Problem requirements
Your answer must be every line below, repeated exactly.

(Items from an interface collection)
※ ※ ※

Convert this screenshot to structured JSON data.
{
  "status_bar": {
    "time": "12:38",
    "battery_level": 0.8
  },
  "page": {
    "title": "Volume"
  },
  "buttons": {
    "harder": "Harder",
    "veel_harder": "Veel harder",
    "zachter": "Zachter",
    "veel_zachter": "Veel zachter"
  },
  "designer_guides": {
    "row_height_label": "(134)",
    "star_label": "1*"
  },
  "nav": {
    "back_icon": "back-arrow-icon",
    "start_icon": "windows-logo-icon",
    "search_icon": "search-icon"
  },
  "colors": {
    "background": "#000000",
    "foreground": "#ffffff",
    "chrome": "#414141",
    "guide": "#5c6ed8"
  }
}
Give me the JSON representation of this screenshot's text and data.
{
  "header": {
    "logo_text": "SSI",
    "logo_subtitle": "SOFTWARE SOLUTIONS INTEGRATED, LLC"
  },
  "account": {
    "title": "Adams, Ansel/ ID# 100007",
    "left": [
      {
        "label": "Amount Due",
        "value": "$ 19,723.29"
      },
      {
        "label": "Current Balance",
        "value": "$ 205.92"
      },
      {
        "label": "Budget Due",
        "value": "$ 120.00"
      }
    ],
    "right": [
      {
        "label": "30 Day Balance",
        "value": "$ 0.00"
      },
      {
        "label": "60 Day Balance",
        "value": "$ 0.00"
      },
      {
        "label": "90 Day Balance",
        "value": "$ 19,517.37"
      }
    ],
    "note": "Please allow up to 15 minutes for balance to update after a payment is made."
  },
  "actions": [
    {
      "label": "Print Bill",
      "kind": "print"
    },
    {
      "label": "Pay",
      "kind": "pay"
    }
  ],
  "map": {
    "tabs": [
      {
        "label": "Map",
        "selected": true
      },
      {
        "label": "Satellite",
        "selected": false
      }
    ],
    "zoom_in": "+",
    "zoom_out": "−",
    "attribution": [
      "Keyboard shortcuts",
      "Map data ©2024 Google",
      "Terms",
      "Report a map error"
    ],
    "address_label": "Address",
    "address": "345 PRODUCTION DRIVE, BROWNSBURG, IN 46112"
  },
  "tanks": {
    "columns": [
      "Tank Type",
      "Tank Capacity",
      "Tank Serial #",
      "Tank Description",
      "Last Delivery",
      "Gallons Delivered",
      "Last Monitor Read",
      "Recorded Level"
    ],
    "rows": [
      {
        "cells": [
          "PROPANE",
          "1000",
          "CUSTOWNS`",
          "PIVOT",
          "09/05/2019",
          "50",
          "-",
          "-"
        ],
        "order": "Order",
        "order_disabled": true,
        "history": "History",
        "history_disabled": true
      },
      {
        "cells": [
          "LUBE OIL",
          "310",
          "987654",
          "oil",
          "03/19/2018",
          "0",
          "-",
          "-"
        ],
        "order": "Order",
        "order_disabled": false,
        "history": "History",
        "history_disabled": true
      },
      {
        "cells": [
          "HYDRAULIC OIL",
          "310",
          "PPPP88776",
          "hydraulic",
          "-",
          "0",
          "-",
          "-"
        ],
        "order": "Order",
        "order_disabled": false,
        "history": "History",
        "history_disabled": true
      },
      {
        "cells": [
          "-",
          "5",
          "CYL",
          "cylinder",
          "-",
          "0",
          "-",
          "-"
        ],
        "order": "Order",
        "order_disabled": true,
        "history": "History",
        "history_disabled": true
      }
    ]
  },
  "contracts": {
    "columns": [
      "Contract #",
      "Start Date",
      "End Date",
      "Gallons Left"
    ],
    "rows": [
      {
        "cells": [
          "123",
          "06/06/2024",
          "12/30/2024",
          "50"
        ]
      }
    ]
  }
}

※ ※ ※

Answer section
Convert this screenshot to structured JSON data.
{
  "status_bar": {
    "time": "12:38",
    "battery_level": 0.8
  },
  "page": {
    "title": "Volume"
  },
  "buttons": {
    "harder": "Harder",
    "veel_harder": "Veel harder",
    "zachter": "Zachter",
    "veel_zachter": "Veel zachter"
  },
  "designer_guides": {
    "row_height_label": "(134)",
    "star_label": "1*"
  },
  "nav": {
    "back_icon": "back-arrow-icon",
    "start_icon": "windows-logo-icon",
    "search_icon": "search-icon"
  },
  "colors": {
    "background": "#000000",
    "foreground": "#ffffff",
    "chrome": "#414141",
    "guide": "#5c6ed8"
  }
}
Give me the JSON representation of this screenshot's text and data.
{
  "header": {
    "logo_text": "SSI",
    "logo_subtitle": "SOFTWARE SOLUTIONS INTEGRATED, LLC"
  },
  "account": {
    "title": "Adams, Ansel/ ID# 100007",
    "left": [
      {
        "label": "Amount Due",
        "value": "$ 19,723.29"
      },
      {
        "label": "Current Balance",
        "value": "$ 205.92"
      },
      {
        "label": "Budget Due",
        "value": "$ 120.00"
      }
    ],
    "right": [
      {
        "label": "30 Day Balance",
        "value": "$ 0.00"
      },
      {
        "label": "60 Day Balance",
        "value": "$ 0.00"
      },
      {
        "label": "90 Day Balance",
        "value": "$ 19,517.37"
      }
    ],
    "note": "Please allow up to 15 minutes for balance to update after a payment is made."
  },
  "actions": [
    {
      "label": "Print Bill",
      "kind": "print"
    },
    {
      "label": "Pay",
      "kind": "pay"
    }
  ],
  "map": {
    "tabs": [
      {
        "label": "Map",
        "selected": true
      },
      {
        "label": "Satellite",
        "selected": false
      }
    ],
    "zoom_in": "+",
    "zoom_out": "−",
    "attribution": [
      "Keyboard shortcuts",
      "Map data ©2024 Google",
      "Terms",
      "Report a map error"
    ],
    "address_label": "Address",
    "address": "345 PRODUCTION DRIVE, BROWNSBURG, IN 46112"
  },
  "tanks": {
    "columns": [
      "Tank Type",
      "Tank Capacity",
      "Tank Serial #",
      "Tank Description",
      "Last Delivery",
      "Gallons Delivered",
      "Last Monitor Read",
      "Recorded Level"
    ],
    "rows": [
      {
        "cells": [
          "PROPANE",
          "1000",
          "CUSTOWNS`",
          "PIVOT",
          "09/05/2019",
          "50",
          "-",
          "-"
        ],
        "order": "Order",
        "order_disabled": true,
        "history": "History",
        "history_disabled": true
      },
      {
        "cells": [
          "LUBE OIL",
          "310",
          "987654",
          "oil",
          "03/19/2018",
          "0",
          "-",
          "-"
        ],
        "order": "Order",
        "order_disabled": false,
        "history": "History",
        "history_disabled": true
      },
      {
        "cells": [
          "HYDRAULIC OIL",
          "310",
          "PPPP88776",
          "hydraulic",
          "-",
          "0",
          "-",
          "-"
        ],
        "order": "Order",
        "order_disabled": false,
        "history": "History",
        "history_disabled": true
      },
      {
        "cells": [
          "-",
          "5",
          "CYL",
          "cylinder",
          "-",
          "0",
          "-",
          "-"
        ],
        "order": "Order",
        "order_disabled": true,
        "history": "History",
        "history_disabled": true
      }
    ]
  },
  "contracts": {
    "columns": [
      "Contract #",
      "Start Date",
      "End Date",
      "Gallons Left"
    ],
    "rows": [
      {
        "cells": [
          "123",
          "06/06/2024",
          "12/30/2024",
          "50"
        ]
      }
    ]
  }
}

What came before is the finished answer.